1. Design Schema:
Are you the type of business owner who wants to control the color palette, font styles and colors, and the general overall aesthetics of the mobile platform? If you are like most of our clients, the answer is a resounding yes. With this assumption in mind, do you know how to produce a design schema that a group of coders can follow? In 99% of our client projects, a design schema is not just necessary, it becomes an integral part of the project, and although it can involve as little as a few hours to assemble, we have had other projects that require ten, fifty, and even a hundred hours to create the design schema. Again, it all comes down to the complexity and requirements of your project.
2. UX/UI Architecture:
A gross misunderstanding of application development, whether mobile, web, or wearable, is the need to provide a viable UX/UI architecture. "UX" is tech talk for the user experience while "UI" focuses on maximizing the usability of the mobile or web app for the user.
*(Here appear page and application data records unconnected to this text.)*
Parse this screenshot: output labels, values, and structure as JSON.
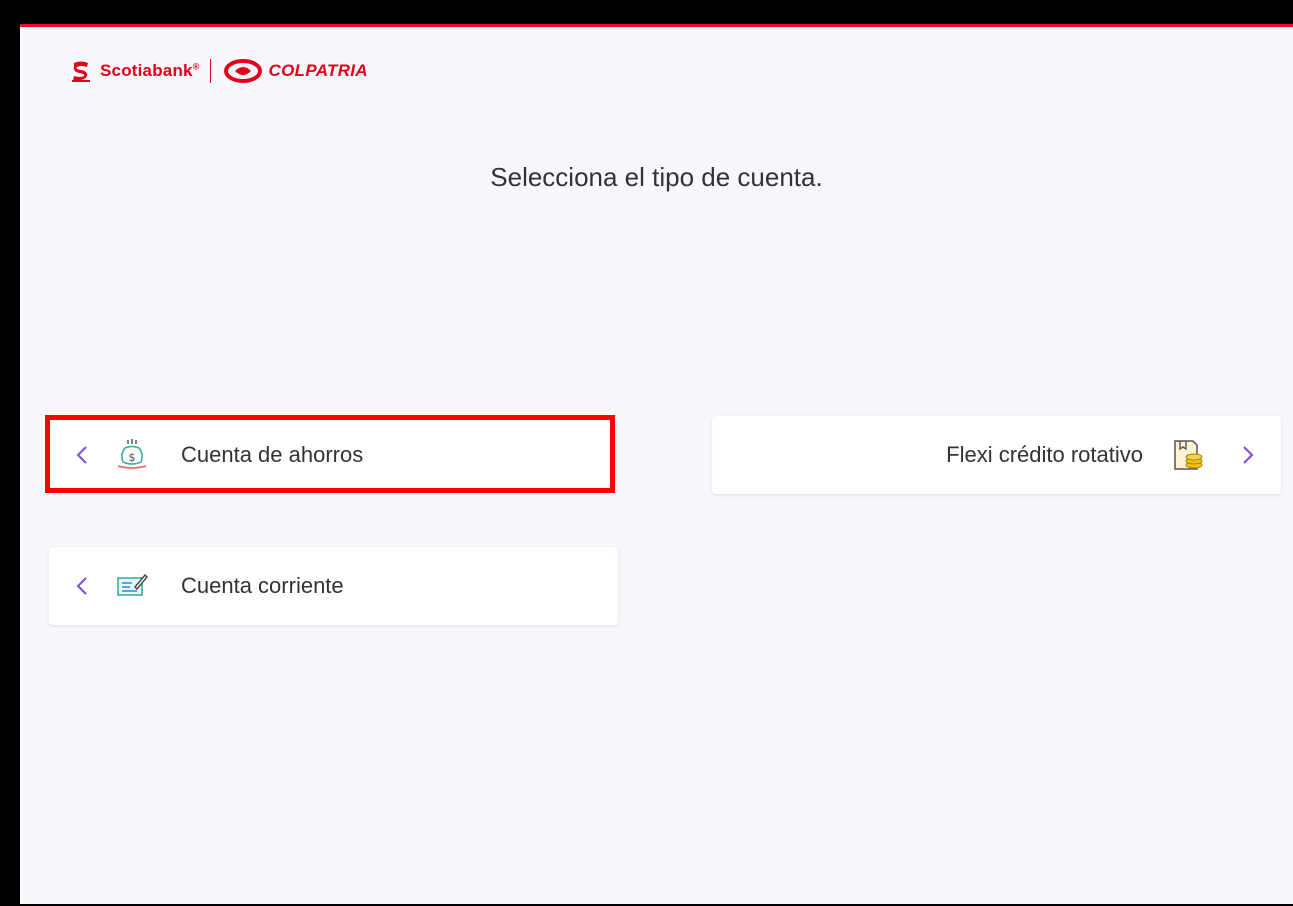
{
  "header": {
    "brand_primary": "Scotiabank",
    "brand_primary_mark": "®",
    "brand_secondary": "COLPATRIA",
    "accent_color": "#e3001b"
  },
  "page": {
    "title": "Selecciona el tipo de cuenta."
  },
  "options": [
    {
      "label": "Cuenta de ahorros",
      "icon": "savings-money-icon",
      "arrow": "chevron-left-icon"
    },
    {
      "label": "Cuenta corriente",
      "icon": "checkbook-icon",
      "arrow": "chevron-left-icon"
    },
    {
      "label": "Flexi crédito rotativo",
      "icon": "credit-folder-coins-icon",
      "arrow": "chevron-right-icon"
    }
  ],
  "colors": {
    "chevron": "#7b4fd6",
    "highlight": "#ff0000",
    "background": "#f7f8fb"
  }
}
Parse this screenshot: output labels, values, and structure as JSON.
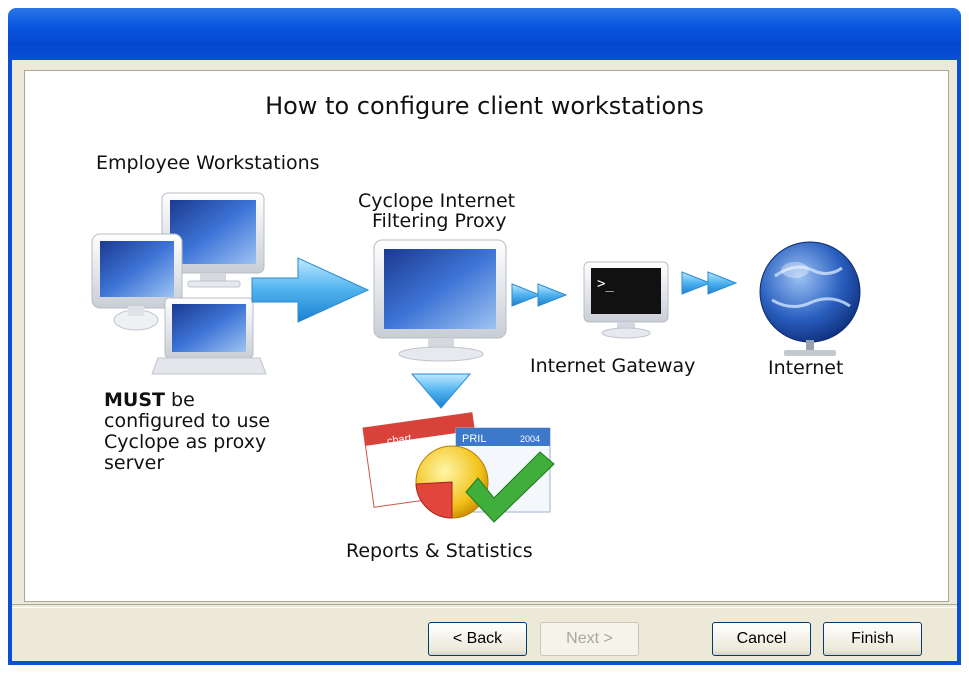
{
  "window": {
    "title": ""
  },
  "diagram": {
    "heading": "How to configure client workstations",
    "employee_label": "Employee Workstations",
    "proxy_label_line1": "Cyclope Internet",
    "proxy_label_line2": "Filtering Proxy",
    "gateway_label": "Internet Gateway",
    "internet_label": "Internet",
    "must_bold": "MUST",
    "must_rest": " be",
    "must_line2": "configured to use",
    "must_line3": "Cyclope as proxy",
    "must_line4": "server",
    "reports_label": "Reports & Statistics",
    "report_doc_text1": "chart",
    "report_doc_text2": "PRIL",
    "report_doc_text3": "2004"
  },
  "buttons": {
    "back": "< Back",
    "next": "Next >",
    "cancel": "Cancel",
    "finish": "Finish"
  }
}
If you have ever heard someone, say, "I love how easy it is to use this app", then you have just witnessed great UX/UI. Developing solid UX/UI takes a unique set of skills and time to uncover how the UX/UI should be implemented for your mobile project. In some cases, particularly what Apple refers to as "Enterprise" accounts, UX/UI can be parsed into "front end" and "back end" architecture, so the amount of time required can take as little as twenty or as many as two hundred hours.
3. Master Scope Document:
For mobile app development in Phoenix, along with the surrounding markets we serve, we require that a Master Scope Document (MSD) be available before any cost or bidding information can be provided. Master Scope Documents (MSD's) are a combination of programming requirements, business requirements, algorithms, user stories, use cases, etc., as well as all the wireframe stack needed to launch your app. A small MSD might only require scoping for two or three weeks, but we have had other projects take as long as a year, and then multiple phases afterward. Generally speaking, though, most MSD's take between 6-9 months, with the number of mobile screens for projects as few as 20 or 30, or for larger projects, 200-500 screens. How these projects are divided is also a consideration since some are performed using sprints and agile methodology, scrum and waterfall, or a combination of two or more approaches. So, yet again, another reason why there is such a wide range of costs.
As you can see, asking how much it costs to build a mobile app can vary widely, and it is analogous to the common construction scenario I share with most of our clients. It goes sort of like this: "If I asked you to build me a 10,000 square foot home, and the size of 10,000 square feet was the only specified requirement, how much would you tell me it's going to cost? Taking it one step further, if I asked 100 builders to estimate the cost of the home, the builder wanting to build the cheapest home possible might tell you $200,000, while the builder wanting to build you the best technologically advanced home, with the most advanced architecture and top-of-the appliances, pool, an ornate theatre-room, and other amenities, might tell you $20,000,000. The question is... which number is the most correct? And therein lies the rub because the answer to this question can only be answered by you... and not until all the above steps have been flushed out and defined. So, with all these points in mind, I will now ask you the same question we get almost daily, "How must does it really cost to build a mobile app?" I look forward to hearing your response.
You may also like to read: App Development Cost in 2024: The Definitive Guide